What made the difference in the end was Berkowitz's compulsion to harass his neighbors with anonymous notes, one of whom claimed his dog had been shot with the same kind of gun used by the serial killer. When another neighbor returned home to find a fire near his apartment, he alerted the police, who realized that this was a pattern in Berkowitz's behavior. They figured out his car make and license number, and began to look at him as a potential suspect in the case:
[The] tip that broke the case ... came from Cacilia Davis, 49, a terrified woman who told a belated story to New York police. Davis, who lives near the Gravesend Bay site where Stacy Moskowitz was killed, said she was walking her dog Snowball near her apartment at 2:30 a.m. on the night of the murder. A young man "who walked strange, like a cat" approached her on the sidewalk, looked directly into her face, then passed. She said he held his right arm down stiffly, as though he were carrying something partly up his sleeve. Five minutes later she heard shots and the wail of a car horn. Next day, learning of the double shooting, she was certain the passing stranger had been the killer. When detectives questioned her, she recalled another vital detail: she had seen a cop tagging a cream-colored car parked illegally near a fire hydrant one block from the murder site.
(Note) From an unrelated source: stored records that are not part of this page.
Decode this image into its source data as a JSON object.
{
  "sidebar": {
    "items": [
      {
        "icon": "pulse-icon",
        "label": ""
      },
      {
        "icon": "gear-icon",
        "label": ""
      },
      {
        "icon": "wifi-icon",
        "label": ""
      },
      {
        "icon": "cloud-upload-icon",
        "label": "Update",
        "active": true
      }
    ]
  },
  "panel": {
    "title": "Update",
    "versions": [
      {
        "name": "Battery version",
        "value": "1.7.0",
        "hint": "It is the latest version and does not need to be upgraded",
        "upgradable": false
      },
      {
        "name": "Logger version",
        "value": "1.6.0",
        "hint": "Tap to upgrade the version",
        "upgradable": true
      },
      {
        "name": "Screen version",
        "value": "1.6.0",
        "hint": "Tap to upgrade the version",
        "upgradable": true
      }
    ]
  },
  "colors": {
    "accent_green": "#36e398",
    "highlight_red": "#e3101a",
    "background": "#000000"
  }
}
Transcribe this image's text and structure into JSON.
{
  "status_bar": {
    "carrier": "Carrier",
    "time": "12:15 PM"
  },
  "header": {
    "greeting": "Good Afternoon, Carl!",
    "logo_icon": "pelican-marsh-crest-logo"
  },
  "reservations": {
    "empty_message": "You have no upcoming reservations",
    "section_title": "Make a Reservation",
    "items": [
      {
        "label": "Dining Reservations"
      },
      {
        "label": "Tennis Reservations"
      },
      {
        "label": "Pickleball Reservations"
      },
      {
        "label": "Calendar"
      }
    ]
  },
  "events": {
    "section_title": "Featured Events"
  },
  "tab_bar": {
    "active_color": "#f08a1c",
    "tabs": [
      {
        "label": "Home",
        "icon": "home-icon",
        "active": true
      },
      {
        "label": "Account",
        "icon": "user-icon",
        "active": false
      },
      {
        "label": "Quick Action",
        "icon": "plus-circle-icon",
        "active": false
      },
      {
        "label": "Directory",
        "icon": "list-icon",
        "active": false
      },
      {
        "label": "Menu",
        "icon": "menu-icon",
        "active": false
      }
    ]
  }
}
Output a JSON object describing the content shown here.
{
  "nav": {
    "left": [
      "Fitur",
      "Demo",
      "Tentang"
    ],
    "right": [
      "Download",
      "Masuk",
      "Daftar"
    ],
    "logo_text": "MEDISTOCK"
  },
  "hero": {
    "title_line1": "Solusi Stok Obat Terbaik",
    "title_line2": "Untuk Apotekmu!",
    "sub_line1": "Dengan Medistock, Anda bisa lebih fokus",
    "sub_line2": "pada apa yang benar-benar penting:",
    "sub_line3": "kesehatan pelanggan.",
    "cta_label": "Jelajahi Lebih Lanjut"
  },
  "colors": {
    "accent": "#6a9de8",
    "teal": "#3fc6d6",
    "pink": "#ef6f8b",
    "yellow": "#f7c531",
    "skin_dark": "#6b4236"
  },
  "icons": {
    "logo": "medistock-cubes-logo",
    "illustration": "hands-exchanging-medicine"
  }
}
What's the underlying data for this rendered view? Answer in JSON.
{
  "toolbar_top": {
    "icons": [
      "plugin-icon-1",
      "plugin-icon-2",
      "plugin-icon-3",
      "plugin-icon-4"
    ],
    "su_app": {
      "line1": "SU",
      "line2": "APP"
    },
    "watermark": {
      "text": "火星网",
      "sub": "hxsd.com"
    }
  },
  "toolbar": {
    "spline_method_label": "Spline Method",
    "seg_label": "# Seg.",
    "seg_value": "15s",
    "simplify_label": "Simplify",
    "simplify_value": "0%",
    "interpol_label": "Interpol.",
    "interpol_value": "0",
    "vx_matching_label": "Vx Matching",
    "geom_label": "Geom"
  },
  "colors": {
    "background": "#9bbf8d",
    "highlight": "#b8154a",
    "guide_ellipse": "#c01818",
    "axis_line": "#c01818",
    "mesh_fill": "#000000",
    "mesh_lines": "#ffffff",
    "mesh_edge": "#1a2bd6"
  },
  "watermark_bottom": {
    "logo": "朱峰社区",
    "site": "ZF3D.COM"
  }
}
Incredibly, Berkowitz, who had so cleverly eluded police for so long, had used his own properly registered 1970 Ford Galaxie sedan as his getaway car for each attack, not bothering even to acquire stolen license plates. When New York police checked parking tickets for the murder night in the Gravesend neighborhood, they found one issued to Berkowitz; it led to his Yonkers address. They wondered: What was a Yonkers resident doing 25 miles away in Brooklyn at 2:30 a.m.?
Detectives staked out the apartment building. When Berkowitz emerged and the cops confronted him, he turned to one inspector and said, "I guess this is the end of the trail." Berkowitz pled guilty. In 2011, he said that he will no longer seek parole.